One of the oldest chess openings, the Italian game (also known as the Giuoco Piano) still has relevance today. The Italian has seen a resurgence in the last couple of years due to the influence of defences to the Spanish (Ruy Lopez) such as the Berlin and the Marshall and GM Saric believes every serious 1.e4 player should have both 3.Bb5 and 3.Bc4 in their repertoire. With many 1…e5 players expecting 3.Bb5, the Italian can be a great surprise weapon, especially when you are well prepared.
Involving, as it does, three master musicians and a fine chamber orchestra this was never likely to be be other than rewarding. It may not correspond with the ways of playing Mozart at the beginning of the twenty-first century which are fashionable at the beginning of the twenty-first century, but it has virtues – such as high intelligence, sympathy, certainty of purpose, grace, alertness of interplay – which transcend questions of performance practice. Looking at the names of the pianists above, we might be surprised by the presence of Sir Georg Solti, so used are we to thinking of him as a conductor. But the young Solti appeared in public as a pianist from the age of twelve and went on to study piano in Budapest, with Dohnányi and Bartok.
Bruce Brubaker artistic skill and understanding of this music is beyond reproach and will thrill any fan of the collected composers work on this CD. The sound quality is outstanding as well. Bruce Brubaker has recorded two CDs on the Arabesque label in a continuing series exploring modern American piano music. The most recent, Inner Cities, was released in September 2003, and includes Brubaker's transcription of Pat Nixon's aria from Adams's opera, Nixon in China. The previous CD, Glass Cage , with pieces by Glass and Cage, was named one of the ten best releases of 2000 by The New Yorker magazine.
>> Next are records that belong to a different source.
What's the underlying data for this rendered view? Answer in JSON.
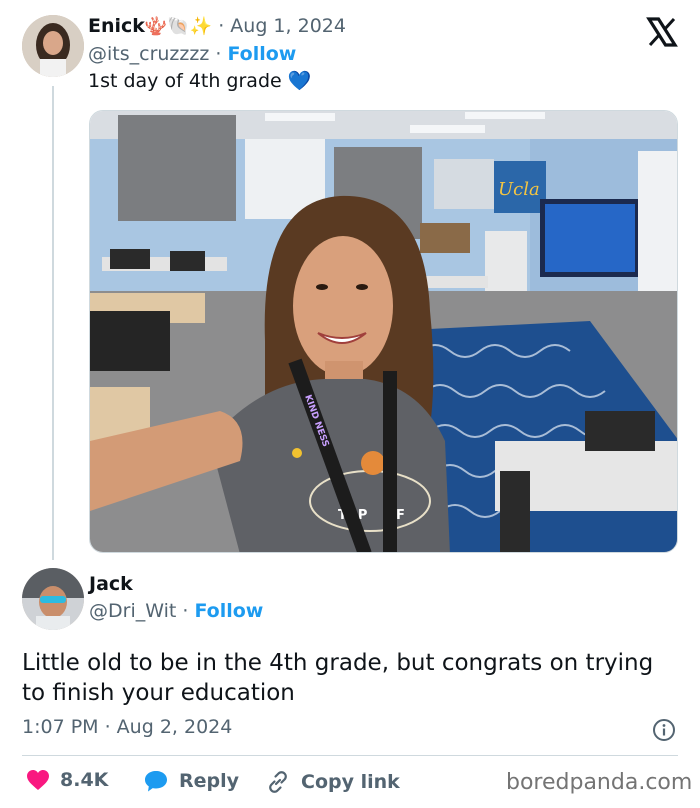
{
  "post": {
    "author_name": "Enick",
    "name_emojis": "🪸🐚✨",
    "date_text": "Aug 1, 2024",
    "handle": "@its_cruzzzz",
    "separator": " · ",
    "follow_label": "Follow",
    "text": "1st day of 4th grade",
    "heart_emoji": "💙",
    "photo_banner_text": "Ucla",
    "shirt_text_left": "TOP",
    "shirt_text_right": "OF",
    "lanyard_text": "KIND NESS"
  },
  "reply": {
    "author_name": "Jack",
    "handle": "@Dri_Wit",
    "separator": " · ",
    "follow_label": "Follow",
    "text": "Little old to be in the 4th grade, but congrats on trying to finish your education",
    "timestamp": "1:07 PM · Aug 2, 2024"
  },
  "actions": {
    "like_count": "8.4K",
    "reply_label": "Reply",
    "copy_link_label": "Copy link"
  },
  "watermark": "boredpanda.com",
  "colors": {
    "follow_blue": "#1d9bf0",
    "like_red": "#f91880",
    "reply_blue": "#1d9bf0",
    "muted": "#536471"
  },
  "icons": [
    "x-logo-icon",
    "info-icon",
    "heart-icon",
    "reply-bubble-icon",
    "link-icon"
  ]
}
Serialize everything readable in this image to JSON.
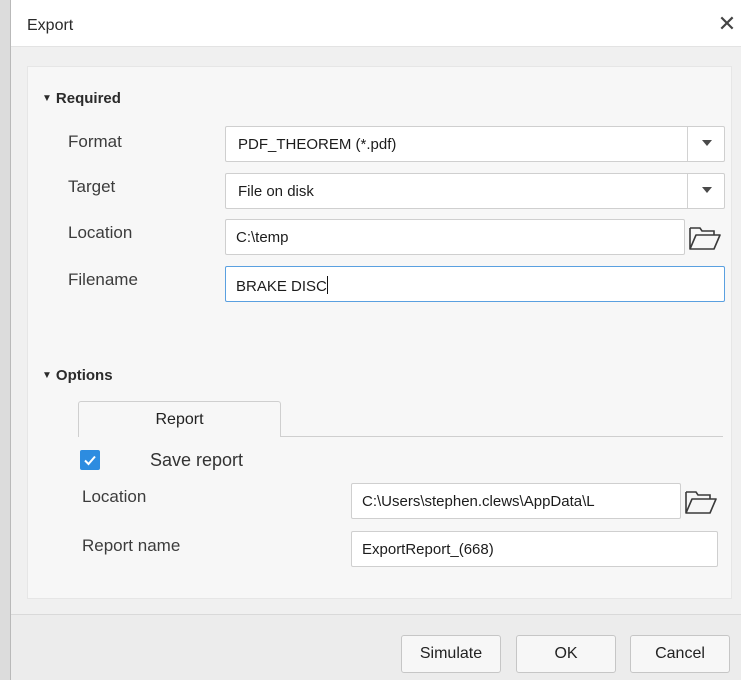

Anyone interested in stunning violin artistry should buy this amazing disc straightaway. It’s one of the best things I’ve heard in a long time. I hadn’t come across Tianwa Yang’s Sarasate series for Naxos before but I will certainly search out the other discs as a matter of some urgency. Her playing is simply extraordinary - no wonder she’s been described as “A Pride of China”. This isn’t one of those flashy, hollow, 20-notes-a-second recitals that quite frankly drive me to distraction.